Citation for the Award of Doctor of Medical Science (Honoris Causa)
Diabetes is widely recognised as one of the world’s fastest growing chronic diseases. Unlike Type 2 Diabetes, which can be managed through lifestyle changes, Type 1 Diabetes often arises during childhood, and involves a lifelong dependency on insulin given by injection. People with Type 1 Diabetes also experience reduced quality of life and life expectancy as, even with insulin treatment, the disease wreaks havoc on the body causing a range of conditions from kidney failure to blindness.

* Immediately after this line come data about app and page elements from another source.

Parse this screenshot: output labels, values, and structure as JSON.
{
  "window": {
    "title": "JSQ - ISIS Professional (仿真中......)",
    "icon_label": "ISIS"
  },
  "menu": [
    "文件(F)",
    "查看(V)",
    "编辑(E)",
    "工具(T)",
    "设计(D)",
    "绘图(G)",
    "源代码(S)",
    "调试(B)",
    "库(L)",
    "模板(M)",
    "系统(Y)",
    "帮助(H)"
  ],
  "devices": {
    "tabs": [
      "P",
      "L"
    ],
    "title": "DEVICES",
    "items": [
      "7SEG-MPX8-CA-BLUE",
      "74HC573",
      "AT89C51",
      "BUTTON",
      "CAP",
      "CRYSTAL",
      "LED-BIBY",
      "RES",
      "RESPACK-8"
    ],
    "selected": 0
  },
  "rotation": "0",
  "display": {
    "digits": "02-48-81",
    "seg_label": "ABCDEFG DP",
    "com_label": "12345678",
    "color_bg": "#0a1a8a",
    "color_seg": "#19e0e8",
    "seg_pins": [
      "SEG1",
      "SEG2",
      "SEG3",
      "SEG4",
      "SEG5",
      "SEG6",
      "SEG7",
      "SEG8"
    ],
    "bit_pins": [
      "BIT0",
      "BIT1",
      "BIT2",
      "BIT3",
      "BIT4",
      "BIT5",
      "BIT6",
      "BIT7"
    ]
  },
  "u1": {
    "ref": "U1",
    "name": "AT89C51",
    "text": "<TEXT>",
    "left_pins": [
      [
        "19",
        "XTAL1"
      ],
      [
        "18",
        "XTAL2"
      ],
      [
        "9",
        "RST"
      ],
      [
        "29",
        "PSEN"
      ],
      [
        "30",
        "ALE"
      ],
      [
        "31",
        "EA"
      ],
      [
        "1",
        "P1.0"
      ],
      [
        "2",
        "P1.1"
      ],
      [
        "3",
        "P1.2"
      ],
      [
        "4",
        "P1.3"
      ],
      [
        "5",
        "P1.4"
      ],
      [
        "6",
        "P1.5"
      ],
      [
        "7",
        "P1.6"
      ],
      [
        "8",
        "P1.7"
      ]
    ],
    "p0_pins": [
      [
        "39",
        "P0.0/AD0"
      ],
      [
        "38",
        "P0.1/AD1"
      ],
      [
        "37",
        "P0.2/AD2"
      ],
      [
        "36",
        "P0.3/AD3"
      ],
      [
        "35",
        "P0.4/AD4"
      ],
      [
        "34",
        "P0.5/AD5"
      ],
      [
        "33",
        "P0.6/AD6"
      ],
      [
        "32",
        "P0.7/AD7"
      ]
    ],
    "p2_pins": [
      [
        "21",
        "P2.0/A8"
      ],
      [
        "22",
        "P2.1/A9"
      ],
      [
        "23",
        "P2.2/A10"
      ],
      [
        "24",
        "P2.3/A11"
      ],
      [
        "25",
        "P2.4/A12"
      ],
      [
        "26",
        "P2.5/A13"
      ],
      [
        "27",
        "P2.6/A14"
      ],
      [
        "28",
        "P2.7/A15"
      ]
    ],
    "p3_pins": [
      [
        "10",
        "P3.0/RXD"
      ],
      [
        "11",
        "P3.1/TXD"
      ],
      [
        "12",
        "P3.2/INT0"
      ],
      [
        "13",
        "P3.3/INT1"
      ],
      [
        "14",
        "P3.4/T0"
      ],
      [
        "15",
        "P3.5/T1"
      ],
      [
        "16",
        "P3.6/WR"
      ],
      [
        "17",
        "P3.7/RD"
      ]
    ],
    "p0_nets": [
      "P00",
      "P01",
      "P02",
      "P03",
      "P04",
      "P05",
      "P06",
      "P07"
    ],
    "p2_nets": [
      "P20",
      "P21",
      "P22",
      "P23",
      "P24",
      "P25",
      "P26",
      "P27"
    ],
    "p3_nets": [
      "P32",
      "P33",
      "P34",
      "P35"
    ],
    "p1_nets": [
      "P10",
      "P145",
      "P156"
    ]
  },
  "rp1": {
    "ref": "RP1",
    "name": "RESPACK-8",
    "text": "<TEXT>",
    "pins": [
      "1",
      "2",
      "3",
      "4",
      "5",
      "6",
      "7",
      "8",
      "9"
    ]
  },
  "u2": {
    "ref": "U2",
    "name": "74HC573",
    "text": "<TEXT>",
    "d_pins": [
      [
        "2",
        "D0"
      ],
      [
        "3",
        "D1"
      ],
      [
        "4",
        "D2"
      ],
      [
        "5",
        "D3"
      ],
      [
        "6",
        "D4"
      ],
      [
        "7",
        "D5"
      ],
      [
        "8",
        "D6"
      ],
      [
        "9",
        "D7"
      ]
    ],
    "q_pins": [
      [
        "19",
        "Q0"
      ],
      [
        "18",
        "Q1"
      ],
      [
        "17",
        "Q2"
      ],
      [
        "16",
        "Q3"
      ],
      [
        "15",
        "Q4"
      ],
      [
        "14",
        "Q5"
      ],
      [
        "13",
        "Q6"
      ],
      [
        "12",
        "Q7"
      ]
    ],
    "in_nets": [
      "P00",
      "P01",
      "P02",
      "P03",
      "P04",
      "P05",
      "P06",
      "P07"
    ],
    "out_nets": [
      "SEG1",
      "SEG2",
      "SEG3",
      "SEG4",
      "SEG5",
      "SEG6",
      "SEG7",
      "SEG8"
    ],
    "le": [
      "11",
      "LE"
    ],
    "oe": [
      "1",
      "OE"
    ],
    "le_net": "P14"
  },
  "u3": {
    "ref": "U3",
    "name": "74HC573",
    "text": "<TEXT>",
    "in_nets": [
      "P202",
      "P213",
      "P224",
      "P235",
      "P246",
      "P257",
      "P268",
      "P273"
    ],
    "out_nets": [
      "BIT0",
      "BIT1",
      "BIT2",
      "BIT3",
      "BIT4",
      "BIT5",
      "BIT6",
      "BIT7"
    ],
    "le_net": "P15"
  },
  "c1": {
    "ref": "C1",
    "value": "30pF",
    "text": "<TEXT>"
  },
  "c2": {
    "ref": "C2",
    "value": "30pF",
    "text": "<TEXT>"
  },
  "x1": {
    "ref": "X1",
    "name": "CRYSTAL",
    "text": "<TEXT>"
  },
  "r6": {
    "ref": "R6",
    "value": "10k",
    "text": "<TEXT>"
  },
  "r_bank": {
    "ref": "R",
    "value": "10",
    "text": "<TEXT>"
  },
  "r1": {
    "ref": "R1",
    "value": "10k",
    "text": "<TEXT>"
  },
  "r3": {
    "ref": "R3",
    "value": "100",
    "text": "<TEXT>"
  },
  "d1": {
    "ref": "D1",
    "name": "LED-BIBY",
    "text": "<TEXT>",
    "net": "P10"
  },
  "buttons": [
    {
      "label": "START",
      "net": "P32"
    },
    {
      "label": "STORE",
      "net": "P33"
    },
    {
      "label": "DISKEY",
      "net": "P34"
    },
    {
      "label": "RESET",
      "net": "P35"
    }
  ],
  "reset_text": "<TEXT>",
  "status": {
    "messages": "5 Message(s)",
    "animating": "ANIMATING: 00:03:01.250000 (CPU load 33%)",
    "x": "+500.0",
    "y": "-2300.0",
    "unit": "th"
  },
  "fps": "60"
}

In a career of over 30 years, working to prevent and cure Type 1 Diabetes, Professor Len Harrison has made outstanding contributions to understanding its causes and to the development of a vaccine. His seminal work, which involved defining the structure and function of the insulin receptor and discovering the autoimmune basis of Type 1 Diabetes, has enabled him to play a pivotal role leading international clinical trials of a vaccine to prevent Type 1 Diabetes. His team has developed ways to identify people at risk and are undertaking clinical vaccine trials to boost protective immunity and prevent Type 1 Diabetes. His work in the area of epigenetics is focused on identifying factors in early life that might alter immune function and cause immune diseases like Type 1 diabetes and allergies.
Len Harrison graduated in medicine from the University of NSW then moved to Melbourne to complete an MD at the University of Melbourne. He spent his early career as a physician in the Royal Melbourne Hospital (RMH) before travelling to the USA on a CJ Martin Fellowship. Returning to the RMH in the early 1980s as Director of the Endocrine Laboratory, and then Director of Clinical Immunology and Allergy, he spent over 20 years in concurrent positions at the RMH and the Walter and Eliza Hall Institute (WEHI) in a seamless combination of research with clinical medicine.
Professor Len Harrison’s leadership has played a vital role in securing international recognition of Australia as a major global hub for Type 1 Diabetes research. His contributions to the scientific literature on insulin receptors and glucose metabolism, basic immunology, immune mechanisms of disease, and pre-clinical diagnosis, prediction and prevention of Type 1 diabetes are documented in over 500 publications in scientific journals, books, reviews, editorials and reports. He has created 13 patents, six of which are currently active. He continues to lead and undertake research and mentor scientists and clinicians, in particular as head of international consortia working on diabetes vaccine trials and the developmental origins of immune disease.
Local and international recognition of the impact and value of Len Harrison’s work has included the Wellcome (now Glaxo) Australia Award, the Eric Susman Prize for Research, the Kellion Award and medal, the David Rumbough Award for Scientific Excellence, the JDRF Lifetime Achievement Award and inclusion in the NHMRC ‘Ten of the Best’ researchers in 2009. He is a Life Fellow of the RACP and Fellow of the Academy of Health and Medical Sciences.
In addition to his research and clinical commitments, Len Harrison is deeply engaged in supporting both the RMH and WEHI, consumer advocacy organisations and the NHMRC. He has made significant contributions to the Hospital Research Ethics Committee and Board of Post-Graduate Education, in roles at the WEHI as Advisor in Scientific Integrity and Chair of the Reconciliation Committee, to several NHMRC committees and working parties, the Juvenile Diabetes Research Foundation, and as President of the Australian Diabetes Society and International Immunology of Diabetes Society.
Professor Len Harrison continues to connect two of the University’s longest standing partners in health, in making highly original and impactful advances in the understanding of immune diseases and the development of preventive treatments for Type 1 Diabetes.